The Code of Honor contains 15 tenets that we strive to live by. It is intended to reflect some basic core values that all the men can rally behind, support and use as a benchmark for the ways of being we can expect from one another.


The wood representing this tenet is Pine – Pine trees are prepared for every element. They are flexible enough to sway in strong winds. Their branches can sag to the ground with ice and snow without breaking and bounce back with resiliency with the thaw. Their sap cools in summer and warms in winter. They stand ever green, always prepared.

The symbol for this tenet is the Squirrel who gathers nuts to prepare for a hard winter ahead.




The saying, “Be Prepared” has been popularized by the Boy Scouts. Imagine a young scout marching off to the woods for his first overnight. He has his compass, his tent, his sleeping bag, knife and poncho. He is ready for anything the physical elements may throw at him. He knows first-aid and knows how to signal for help if he is in trouble. He can care for his physical well being. This level of preparation is important. It is good to anticipate what the elements may throw at you and be ready to answer in kind. This level of preparation helps us succeed in our jobs and at many daily tasks.

However, there is another level of preparation. It is the level within. Will all the tools and tricks help that Boy Scout deal with the emotions of his first night away from home? Has he been prepared for that? Are you prepared for the unexpected? Can you be?

I have always considered the notion of being prepared to require me to fully embrace all that I don’t know and to run through my head all the various and sundry possibilities that might arise. It does not require me to know how I will act in a given circumstance because you can never anticipate all the possible variables. It just requires that I not be taken by surprise by what might occur.

I am a big proponent of living in the moment and to do that I need to avoid the distraction of surprise. A deer freezes from the headlights of an oncoming car because it has no experience to help it process what that light might be, so it literally stops in its tracks. However, a deer that has seen a member of the herd get picked off by an on-coming car knows what those lights represent and will move and move quickly.

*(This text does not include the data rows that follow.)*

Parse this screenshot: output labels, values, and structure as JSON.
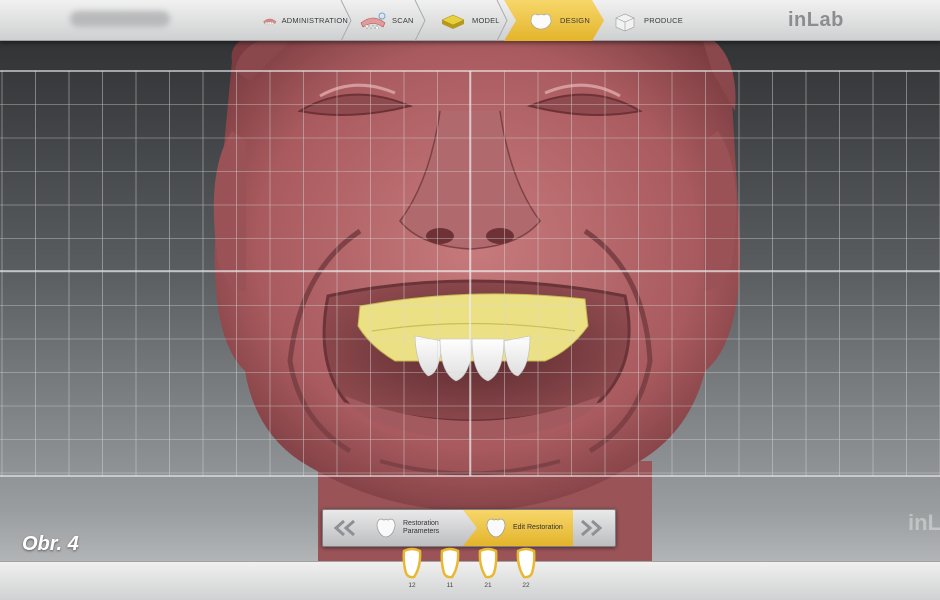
{
  "app": {
    "brand": "inLab",
    "figure_label": "Obr. 4",
    "watermark": "inL"
  },
  "workflow": {
    "active": "DESIGN",
    "steps": [
      {
        "label": "ADMINISTRATION",
        "icon": "denture-icon"
      },
      {
        "label": "SCAN",
        "icon": "scan-icon"
      },
      {
        "label": "MODEL",
        "icon": "model-icon"
      },
      {
        "label": "DESIGN",
        "icon": "crown-icon"
      },
      {
        "label": "PRODUCE",
        "icon": "milling-block-icon"
      }
    ]
  },
  "substeps": {
    "prev_icon": "double-chevron-left-icon",
    "next_icon": "double-chevron-right-icon",
    "items": [
      {
        "label_line1": "Restoration",
        "label_line2": "Parameters",
        "icon": "tooth-icon"
      },
      {
        "label_line1": "Edit Restoration",
        "label_line2": "",
        "icon": "tooth-icon"
      }
    ]
  },
  "teeth": [
    {
      "number": "12"
    },
    {
      "number": "11"
    },
    {
      "number": "21"
    },
    {
      "number": "22"
    }
  ],
  "colors": {
    "accent": "#e8b830",
    "face": "#b5676a",
    "restoration": "#ece084"
  }
}
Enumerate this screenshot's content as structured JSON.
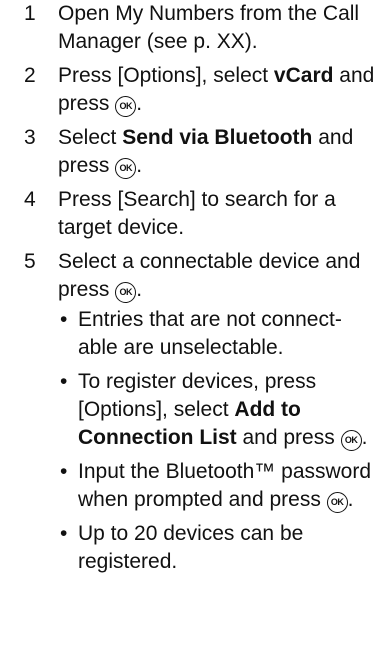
{
  "steps": [
    {
      "num": "1",
      "parts": [
        "Open My Numbers from the Call Manager (see p. XX)."
      ]
    },
    {
      "num": "2",
      "pre": "Press [Options], select ",
      "bold": "vCard",
      "post": " and press "
    },
    {
      "num": "3",
      "pre": "Select ",
      "bold": "Send via Bluetooth",
      "post": " and press "
    },
    {
      "num": "4",
      "parts": [
        "Press [Search] to search for a target device."
      ]
    },
    {
      "num": "5",
      "pre": "Select a connectable device and press "
    }
  ],
  "ok_icon": {
    "label": "OK",
    "icon": "ok-key-icon"
  },
  "bullets": [
    {
      "text": "Entries that are not connect-able are unselectable."
    },
    {
      "pre": "To register devices, press [Options], select ",
      "bold": "Add to Connection List",
      "post": " and press "
    },
    {
      "pre": "Input the Bluetooth™ password when prompted and press "
    },
    {
      "text": "Up to 20 devices can be registered."
    }
  ],
  "bullet_char": "•"
}
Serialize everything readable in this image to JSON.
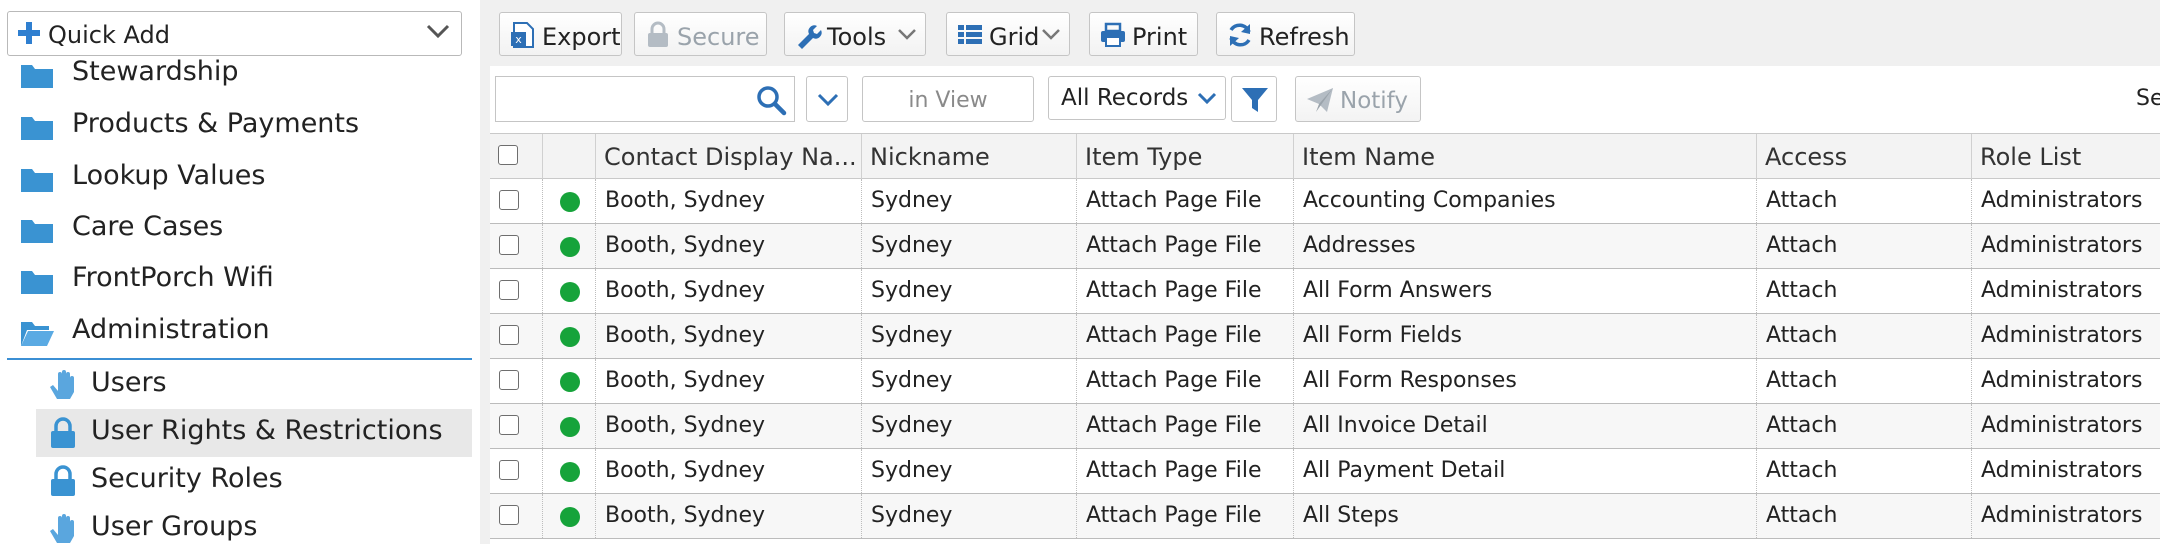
{
  "sidebar": {
    "quick_add_label": "Quick Add",
    "items": [
      {
        "label": "Stewardship",
        "icon": "folder-icon"
      },
      {
        "label": "Products & Payments",
        "icon": "folder-icon"
      },
      {
        "label": "Lookup Values",
        "icon": "folder-icon"
      },
      {
        "label": "Care Cases",
        "icon": "folder-icon"
      },
      {
        "label": "FrontPorch Wifi",
        "icon": "folder-icon"
      },
      {
        "label": "Administration",
        "icon": "folder-open-icon",
        "expanded": true
      }
    ],
    "sub_items": [
      {
        "label": "Users",
        "icon": "hand-icon",
        "active": false
      },
      {
        "label": "User Rights & Restrictions",
        "icon": "lock-icon",
        "active": true
      },
      {
        "label": "Security Roles",
        "icon": "lock-icon",
        "active": false
      },
      {
        "label": "User Groups",
        "icon": "hand-icon",
        "active": false
      }
    ]
  },
  "toolbar": {
    "export_label": "Export",
    "secure_label": "Secure",
    "tools_label": "Tools",
    "grid_label": "Grid",
    "print_label": "Print",
    "refresh_label": "Refresh"
  },
  "filterbar": {
    "search_value": "",
    "in_view_label": "in View",
    "records_filter": "All Records",
    "notify_label": "Notify",
    "truncated_right_text": "Se"
  },
  "grid": {
    "columns": [
      "Contact Display Na...",
      "Nickname",
      "Item Type",
      "Item Name",
      "Access",
      "Role List"
    ],
    "rows": [
      {
        "contact": "Booth, Sydney",
        "nickname": "Sydney",
        "item_type": "Attach Page File",
        "item_name": "Accounting Companies",
        "access": "Attach",
        "role_list": "Administrators"
      },
      {
        "contact": "Booth, Sydney",
        "nickname": "Sydney",
        "item_type": "Attach Page File",
        "item_name": "Addresses",
        "access": "Attach",
        "role_list": "Administrators"
      },
      {
        "contact": "Booth, Sydney",
        "nickname": "Sydney",
        "item_type": "Attach Page File",
        "item_name": "All Form Answers",
        "access": "Attach",
        "role_list": "Administrators"
      },
      {
        "contact": "Booth, Sydney",
        "nickname": "Sydney",
        "item_type": "Attach Page File",
        "item_name": "All Form Fields",
        "access": "Attach",
        "role_list": "Administrators"
      },
      {
        "contact": "Booth, Sydney",
        "nickname": "Sydney",
        "item_type": "Attach Page File",
        "item_name": "All Form Responses",
        "access": "Attach",
        "role_list": "Administrators"
      },
      {
        "contact": "Booth, Sydney",
        "nickname": "Sydney",
        "item_type": "Attach Page File",
        "item_name": "All Invoice Detail",
        "access": "Attach",
        "role_list": "Administrators"
      },
      {
        "contact": "Booth, Sydney",
        "nickname": "Sydney",
        "item_type": "Attach Page File",
        "item_name": "All Payment Detail",
        "access": "Attach",
        "role_list": "Administrators"
      },
      {
        "contact": "Booth, Sydney",
        "nickname": "Sydney",
        "item_type": "Attach Page File",
        "item_name": "All Steps",
        "access": "Attach",
        "role_list": "Administrators"
      }
    ]
  },
  "colors": {
    "accent_blue": "#3b8fd4",
    "status_active": "#16a33a",
    "disabled_text": "#9aa3ab"
  }
}
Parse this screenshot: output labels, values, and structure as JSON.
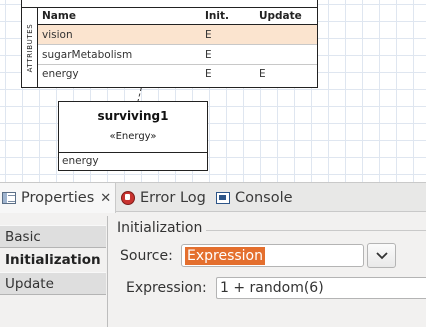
{
  "diagram": {
    "agent_attributes": {
      "section_label": "ATTRIBUTES",
      "columns": [
        "Name",
        "Init.",
        "Update"
      ],
      "rows": [
        {
          "name": "vision",
          "init": "E",
          "update": "",
          "selected": true
        },
        {
          "name": "sugarMetabolism",
          "init": "E",
          "update": "",
          "selected": false
        },
        {
          "name": "energy",
          "init": "E",
          "update": "E",
          "selected": false
        }
      ]
    },
    "state": {
      "title": "surviving1",
      "stereotype": "«Energy»",
      "attribute": "energy"
    }
  },
  "panel": {
    "tabs": [
      {
        "label": "Properties",
        "icon": "properties-icon",
        "active": true,
        "close": "✕"
      },
      {
        "label": "Error Log",
        "icon": "error-log-icon",
        "active": false
      },
      {
        "label": "Console",
        "icon": "console-icon",
        "active": false
      }
    ],
    "side_tabs": [
      {
        "label": "Basic",
        "active": false
      },
      {
        "label": "Initialization",
        "active": true
      },
      {
        "label": "Update",
        "active": false
      }
    ],
    "section_title": "Initialization",
    "source": {
      "label": "Source:",
      "value": "Expression"
    },
    "expression": {
      "label": "Expression:",
      "value": "1 + random(6)"
    }
  },
  "colors": {
    "selected_row": "#fbe4cf",
    "selection_highlight": "#e46f2e",
    "grid": "#dfe6f0"
  }
}
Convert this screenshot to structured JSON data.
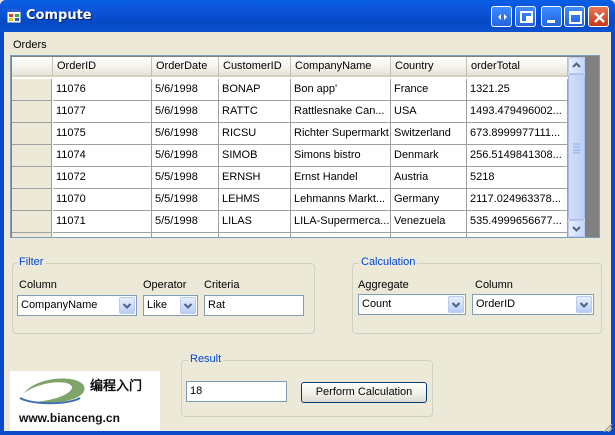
{
  "window": {
    "title": "Compute",
    "title_icon": "app-window-icon",
    "controls": [
      "help-icon",
      "restore-icon",
      "minimize-icon",
      "maximize-icon",
      "close-icon"
    ]
  },
  "orders": {
    "label": "Orders",
    "columns": [
      "OrderID",
      "OrderDate",
      "CustomerID",
      "CompanyName",
      "Country",
      "orderTotal"
    ],
    "rows": [
      [
        "11076",
        "5/6/1998",
        "BONAP",
        "Bon app'",
        "France",
        "1321.25"
      ],
      [
        "11077",
        "5/6/1998",
        "RATTC",
        "Rattlesnake Can...",
        "USA",
        "1493.479496002..."
      ],
      [
        "11075",
        "5/6/1998",
        "RICSU",
        "Richter Supermarkt",
        "Switzerland",
        "673.8999977111..."
      ],
      [
        "11074",
        "5/6/1998",
        "SIMOB",
        "Simons bistro",
        "Denmark",
        "256.5149841308..."
      ],
      [
        "11072",
        "5/5/1998",
        "ERNSH",
        "Ernst Handel",
        "Austria",
        "5218"
      ],
      [
        "11070",
        "5/5/1998",
        "LEHMS",
        "Lehmanns Markt...",
        "Germany",
        "2117.024963378..."
      ],
      [
        "11071",
        "5/5/1998",
        "LILAS",
        "LILA-Supermerca...",
        "Venezuela",
        "535.4999656677..."
      ]
    ]
  },
  "filter": {
    "title": "Filter",
    "column_label": "Column",
    "column_value": "CompanyName",
    "operator_label": "Operator",
    "operator_value": "Like",
    "criteria_label": "Criteria",
    "criteria_value": "Rat"
  },
  "calculation": {
    "title": "Calculation",
    "aggregate_label": "Aggregate",
    "aggregate_value": "Count",
    "column_label": "Column",
    "column_value": "OrderID"
  },
  "result": {
    "title": "Result",
    "value": "18",
    "button_label": "Perform Calculation"
  },
  "watermark": {
    "cn_text": "编程入门",
    "url": "www.bianceng.cn"
  },
  "colors": {
    "titlebar": "#0a5fe6",
    "group_label": "#0046d5",
    "face": "#ece9d8"
  }
}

As humans, we live our lives in relationship with others. Being prepared calls upon us to know when and how to turn to those relationships to ensure we have what we need and are not left like a lone deer standing paralyzed in the path of an on coming truck.